Russian investigators have searched a St. Petersburg apartment where a number of citizens of unspecified Central Asian countries who reportedly had been in contact with subway bombing suspect Akbarjon Jalilov lived.
Federal Investigative Committee spokeswoman Svetlana Petrenko on April 6 said six people were detained in St. Petersburg and two were being held in Moscow in connection with the April 3 bombing that killed 14 people, including the suspected suicide bomber.
The names and nationalities of the detainees were not made public.
A committee statement said security forces had searched a St. Petersburg apartment where the men were living and seized a bomb, firearms, and ammunition. The bomb, it said, was "identical" to one that was found at the Ploshchad Vosstania metro station on the day of the deadly attack.

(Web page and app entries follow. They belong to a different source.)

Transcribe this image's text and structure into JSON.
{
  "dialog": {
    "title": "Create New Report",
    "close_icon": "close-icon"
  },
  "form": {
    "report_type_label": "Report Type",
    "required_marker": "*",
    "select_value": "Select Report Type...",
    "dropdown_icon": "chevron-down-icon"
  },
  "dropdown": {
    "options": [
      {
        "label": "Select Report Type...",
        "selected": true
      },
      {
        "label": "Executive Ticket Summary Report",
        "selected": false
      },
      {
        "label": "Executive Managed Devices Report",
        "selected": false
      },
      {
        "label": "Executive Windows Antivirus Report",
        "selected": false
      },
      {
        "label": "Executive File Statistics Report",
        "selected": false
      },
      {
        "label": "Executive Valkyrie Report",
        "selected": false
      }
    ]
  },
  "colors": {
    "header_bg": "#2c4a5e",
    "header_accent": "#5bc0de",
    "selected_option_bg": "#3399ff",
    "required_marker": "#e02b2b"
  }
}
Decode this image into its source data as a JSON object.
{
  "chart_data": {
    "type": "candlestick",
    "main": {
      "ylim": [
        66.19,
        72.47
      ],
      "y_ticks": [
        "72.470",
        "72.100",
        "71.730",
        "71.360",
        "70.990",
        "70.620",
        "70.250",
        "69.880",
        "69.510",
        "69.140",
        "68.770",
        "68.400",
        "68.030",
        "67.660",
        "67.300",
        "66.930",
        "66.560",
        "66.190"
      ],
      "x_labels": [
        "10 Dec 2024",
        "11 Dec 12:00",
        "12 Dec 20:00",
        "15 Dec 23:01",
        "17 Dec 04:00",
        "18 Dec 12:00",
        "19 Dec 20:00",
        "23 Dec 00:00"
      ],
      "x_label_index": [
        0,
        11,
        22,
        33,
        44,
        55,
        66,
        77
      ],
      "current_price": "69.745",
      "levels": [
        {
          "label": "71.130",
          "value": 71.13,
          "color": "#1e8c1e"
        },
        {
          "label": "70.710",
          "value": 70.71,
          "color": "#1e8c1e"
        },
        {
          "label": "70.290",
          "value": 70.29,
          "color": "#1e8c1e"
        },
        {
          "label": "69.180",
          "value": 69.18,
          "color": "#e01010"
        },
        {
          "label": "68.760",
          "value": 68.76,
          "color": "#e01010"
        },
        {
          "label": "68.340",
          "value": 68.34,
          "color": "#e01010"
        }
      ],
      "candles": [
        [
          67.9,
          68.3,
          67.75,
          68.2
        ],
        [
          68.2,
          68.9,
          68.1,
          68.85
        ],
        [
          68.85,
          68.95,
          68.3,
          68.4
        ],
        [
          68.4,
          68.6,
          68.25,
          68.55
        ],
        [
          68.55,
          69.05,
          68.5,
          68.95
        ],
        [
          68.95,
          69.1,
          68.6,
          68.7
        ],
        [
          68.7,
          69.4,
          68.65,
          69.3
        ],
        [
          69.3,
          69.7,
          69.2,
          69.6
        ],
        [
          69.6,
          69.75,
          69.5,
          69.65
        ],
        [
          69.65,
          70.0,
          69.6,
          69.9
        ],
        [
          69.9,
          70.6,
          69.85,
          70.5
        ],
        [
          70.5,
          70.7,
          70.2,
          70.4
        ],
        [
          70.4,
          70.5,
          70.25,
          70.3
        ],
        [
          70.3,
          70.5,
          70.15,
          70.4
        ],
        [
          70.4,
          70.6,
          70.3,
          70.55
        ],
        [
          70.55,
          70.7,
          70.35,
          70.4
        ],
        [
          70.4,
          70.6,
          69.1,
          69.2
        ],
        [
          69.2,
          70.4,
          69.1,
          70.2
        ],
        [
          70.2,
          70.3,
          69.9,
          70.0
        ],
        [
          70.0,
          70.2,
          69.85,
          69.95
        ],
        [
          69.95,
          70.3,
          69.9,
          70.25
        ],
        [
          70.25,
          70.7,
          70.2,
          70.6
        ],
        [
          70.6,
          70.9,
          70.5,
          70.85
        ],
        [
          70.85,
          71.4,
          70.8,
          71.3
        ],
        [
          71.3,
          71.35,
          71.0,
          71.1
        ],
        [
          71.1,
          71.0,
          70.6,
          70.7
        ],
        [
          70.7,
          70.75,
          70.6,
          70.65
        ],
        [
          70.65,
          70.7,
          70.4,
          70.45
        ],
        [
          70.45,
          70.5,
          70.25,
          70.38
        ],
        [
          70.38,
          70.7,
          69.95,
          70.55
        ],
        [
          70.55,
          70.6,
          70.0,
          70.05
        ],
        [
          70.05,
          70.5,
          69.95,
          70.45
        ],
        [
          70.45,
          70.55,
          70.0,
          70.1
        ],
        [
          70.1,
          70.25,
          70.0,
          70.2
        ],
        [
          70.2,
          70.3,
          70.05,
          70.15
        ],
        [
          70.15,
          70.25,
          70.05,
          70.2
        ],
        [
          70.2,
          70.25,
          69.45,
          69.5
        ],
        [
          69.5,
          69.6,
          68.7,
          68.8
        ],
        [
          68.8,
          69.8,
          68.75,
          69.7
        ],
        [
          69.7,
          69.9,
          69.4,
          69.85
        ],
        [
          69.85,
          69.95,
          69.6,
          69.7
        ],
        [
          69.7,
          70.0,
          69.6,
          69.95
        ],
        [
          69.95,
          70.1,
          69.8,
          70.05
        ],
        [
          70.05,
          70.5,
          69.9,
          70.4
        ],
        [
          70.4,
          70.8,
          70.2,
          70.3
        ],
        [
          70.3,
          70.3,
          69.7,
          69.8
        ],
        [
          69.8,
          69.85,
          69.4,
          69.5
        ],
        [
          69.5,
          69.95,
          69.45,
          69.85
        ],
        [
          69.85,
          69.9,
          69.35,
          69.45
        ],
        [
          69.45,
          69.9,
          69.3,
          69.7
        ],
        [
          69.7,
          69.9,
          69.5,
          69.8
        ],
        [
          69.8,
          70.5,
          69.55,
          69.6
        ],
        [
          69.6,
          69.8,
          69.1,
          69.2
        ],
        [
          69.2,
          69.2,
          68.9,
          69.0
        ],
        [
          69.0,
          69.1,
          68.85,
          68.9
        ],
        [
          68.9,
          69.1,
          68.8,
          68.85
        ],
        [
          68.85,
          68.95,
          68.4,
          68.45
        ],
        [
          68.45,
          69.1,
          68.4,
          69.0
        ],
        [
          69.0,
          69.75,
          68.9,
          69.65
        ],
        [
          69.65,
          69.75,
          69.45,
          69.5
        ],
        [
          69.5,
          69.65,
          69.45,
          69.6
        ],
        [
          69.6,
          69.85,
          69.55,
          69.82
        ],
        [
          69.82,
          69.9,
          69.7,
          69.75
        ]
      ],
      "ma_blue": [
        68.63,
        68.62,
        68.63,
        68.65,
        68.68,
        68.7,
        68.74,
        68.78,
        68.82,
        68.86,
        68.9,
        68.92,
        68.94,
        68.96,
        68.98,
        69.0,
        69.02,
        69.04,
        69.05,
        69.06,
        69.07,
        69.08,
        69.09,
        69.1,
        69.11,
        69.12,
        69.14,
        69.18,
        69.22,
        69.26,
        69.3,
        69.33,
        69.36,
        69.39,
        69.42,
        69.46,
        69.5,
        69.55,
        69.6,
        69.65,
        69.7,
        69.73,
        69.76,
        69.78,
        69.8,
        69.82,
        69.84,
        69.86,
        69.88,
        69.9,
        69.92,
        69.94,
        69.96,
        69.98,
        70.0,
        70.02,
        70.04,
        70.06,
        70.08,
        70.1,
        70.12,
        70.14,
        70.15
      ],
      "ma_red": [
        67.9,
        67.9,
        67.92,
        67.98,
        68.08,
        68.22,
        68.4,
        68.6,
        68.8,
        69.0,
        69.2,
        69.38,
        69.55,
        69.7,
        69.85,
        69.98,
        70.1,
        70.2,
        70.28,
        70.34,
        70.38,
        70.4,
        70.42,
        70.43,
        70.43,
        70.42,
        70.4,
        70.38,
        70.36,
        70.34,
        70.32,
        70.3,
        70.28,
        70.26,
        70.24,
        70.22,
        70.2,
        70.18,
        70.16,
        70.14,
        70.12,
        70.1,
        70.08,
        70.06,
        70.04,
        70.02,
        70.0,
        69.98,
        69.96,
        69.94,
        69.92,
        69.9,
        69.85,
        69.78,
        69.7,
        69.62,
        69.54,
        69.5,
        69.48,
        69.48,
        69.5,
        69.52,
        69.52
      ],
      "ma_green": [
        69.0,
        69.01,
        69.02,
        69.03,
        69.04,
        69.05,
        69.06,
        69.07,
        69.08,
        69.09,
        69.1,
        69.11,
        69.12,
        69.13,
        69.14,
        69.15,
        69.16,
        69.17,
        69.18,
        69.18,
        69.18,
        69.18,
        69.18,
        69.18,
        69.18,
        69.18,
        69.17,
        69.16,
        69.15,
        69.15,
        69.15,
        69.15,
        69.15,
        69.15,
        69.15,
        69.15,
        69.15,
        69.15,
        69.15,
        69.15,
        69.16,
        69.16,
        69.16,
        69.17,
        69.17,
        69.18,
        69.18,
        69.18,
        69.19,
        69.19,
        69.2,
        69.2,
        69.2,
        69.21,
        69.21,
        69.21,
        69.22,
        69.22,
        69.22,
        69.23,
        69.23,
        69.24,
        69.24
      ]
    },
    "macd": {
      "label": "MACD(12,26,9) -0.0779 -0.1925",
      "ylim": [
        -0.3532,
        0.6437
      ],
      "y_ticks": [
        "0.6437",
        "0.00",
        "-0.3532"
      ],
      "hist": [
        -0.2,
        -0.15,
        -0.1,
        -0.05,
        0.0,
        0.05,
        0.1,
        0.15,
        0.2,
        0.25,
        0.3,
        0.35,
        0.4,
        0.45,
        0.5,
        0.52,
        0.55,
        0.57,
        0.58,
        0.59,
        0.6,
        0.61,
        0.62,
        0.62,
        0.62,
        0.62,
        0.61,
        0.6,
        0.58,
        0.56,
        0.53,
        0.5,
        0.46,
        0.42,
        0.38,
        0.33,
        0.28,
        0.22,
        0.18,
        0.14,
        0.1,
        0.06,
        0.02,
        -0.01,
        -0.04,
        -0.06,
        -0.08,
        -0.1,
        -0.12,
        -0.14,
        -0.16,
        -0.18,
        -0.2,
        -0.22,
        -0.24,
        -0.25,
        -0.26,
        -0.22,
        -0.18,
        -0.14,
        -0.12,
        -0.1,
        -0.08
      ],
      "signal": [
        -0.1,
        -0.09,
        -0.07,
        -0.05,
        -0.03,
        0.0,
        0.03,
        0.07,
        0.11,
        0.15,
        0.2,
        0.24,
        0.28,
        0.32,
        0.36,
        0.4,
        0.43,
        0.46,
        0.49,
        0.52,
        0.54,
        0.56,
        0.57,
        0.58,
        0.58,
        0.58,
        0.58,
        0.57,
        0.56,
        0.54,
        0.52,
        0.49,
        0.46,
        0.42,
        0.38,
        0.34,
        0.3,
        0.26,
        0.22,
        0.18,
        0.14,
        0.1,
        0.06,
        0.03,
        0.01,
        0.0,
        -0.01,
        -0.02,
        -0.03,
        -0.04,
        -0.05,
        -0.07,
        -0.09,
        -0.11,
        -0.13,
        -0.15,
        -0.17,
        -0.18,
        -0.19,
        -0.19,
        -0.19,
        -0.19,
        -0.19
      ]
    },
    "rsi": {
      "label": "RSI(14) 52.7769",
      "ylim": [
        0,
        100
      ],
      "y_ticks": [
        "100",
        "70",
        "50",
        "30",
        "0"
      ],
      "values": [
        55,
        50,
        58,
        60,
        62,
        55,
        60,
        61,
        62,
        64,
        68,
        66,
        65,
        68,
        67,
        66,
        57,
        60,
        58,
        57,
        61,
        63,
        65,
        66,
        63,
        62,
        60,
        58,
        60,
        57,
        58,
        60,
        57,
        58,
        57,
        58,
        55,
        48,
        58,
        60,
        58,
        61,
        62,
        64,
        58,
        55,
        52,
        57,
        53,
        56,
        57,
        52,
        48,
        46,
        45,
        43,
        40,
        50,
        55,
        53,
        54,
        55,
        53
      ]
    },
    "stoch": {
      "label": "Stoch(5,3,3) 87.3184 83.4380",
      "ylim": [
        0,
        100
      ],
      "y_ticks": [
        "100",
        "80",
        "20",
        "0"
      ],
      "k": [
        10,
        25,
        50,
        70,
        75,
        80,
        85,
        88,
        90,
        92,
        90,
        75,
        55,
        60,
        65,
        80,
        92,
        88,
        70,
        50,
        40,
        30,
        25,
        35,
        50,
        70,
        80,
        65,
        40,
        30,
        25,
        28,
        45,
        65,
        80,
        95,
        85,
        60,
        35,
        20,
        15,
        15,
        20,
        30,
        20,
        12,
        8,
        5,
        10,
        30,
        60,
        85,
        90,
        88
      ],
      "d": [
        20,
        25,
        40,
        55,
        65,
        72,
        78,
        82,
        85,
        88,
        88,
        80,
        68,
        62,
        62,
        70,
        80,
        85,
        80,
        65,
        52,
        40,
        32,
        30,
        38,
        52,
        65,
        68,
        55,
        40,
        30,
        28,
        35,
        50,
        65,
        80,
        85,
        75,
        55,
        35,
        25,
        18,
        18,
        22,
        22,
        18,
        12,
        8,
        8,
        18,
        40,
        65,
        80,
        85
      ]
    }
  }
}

The investigation into the blast, which also injured 50 people, continued as thousands gathered in officially sanctioned events in St. Petersburg, Moscow, and other cities to remember the victims.
WATCH: Muscovites Show Solidarity With St. Petersburg After Attack
There has been no claim of responsibility for the blast.
However, the Investigative Committee on April 4 said it had determined that Jalilov, 22, set off a bomb that exploded on a subway train between two stations in central St. Petersburg and that his remains were found at the scene.
Traces of his DNA were also found on a bag containing the bomb that was successfully defused at the Ploshchad Vosstania station, investigators said.
Jalilov was an ethnic Uzbek who was born in Kyrgyzstan and held Russian citizenship.
Authorities are also investigating any links between the bombing and the Islamic State (IS) extremist group, which has claimed responsibility for several deadly attacks in the Middle East and Europe.
IS on April 6 claimed responsibility for a separate attack this week that killed two Russian traffic-police officers in the southern city of Astrakhan.
Meanwhile, people clutching flowers and white balloons gathered outside St. Petersburg's Tekhnologichesky Institut subway station, near where the train was traveling when the bomb exploded.
"I came to show that we will not be frightened," Valentina Zlobina, 48, told the AFP news agency. "We will become even more united in this tragedy."
The first funeral for a victim of the blast was held outside of St. Petersburg on April 6.
About 50 people gathered to mourn the death of 50-year-old puppet maker Irina Medyantseva. She was on the subway train with her daughter, Yelena, who is recovering in a hospital.
"We had just bought a flat near here in a beautiful building. Our daughters were doing well, and then this happened," her husband, Aleksandr Kaminsky, told AFP.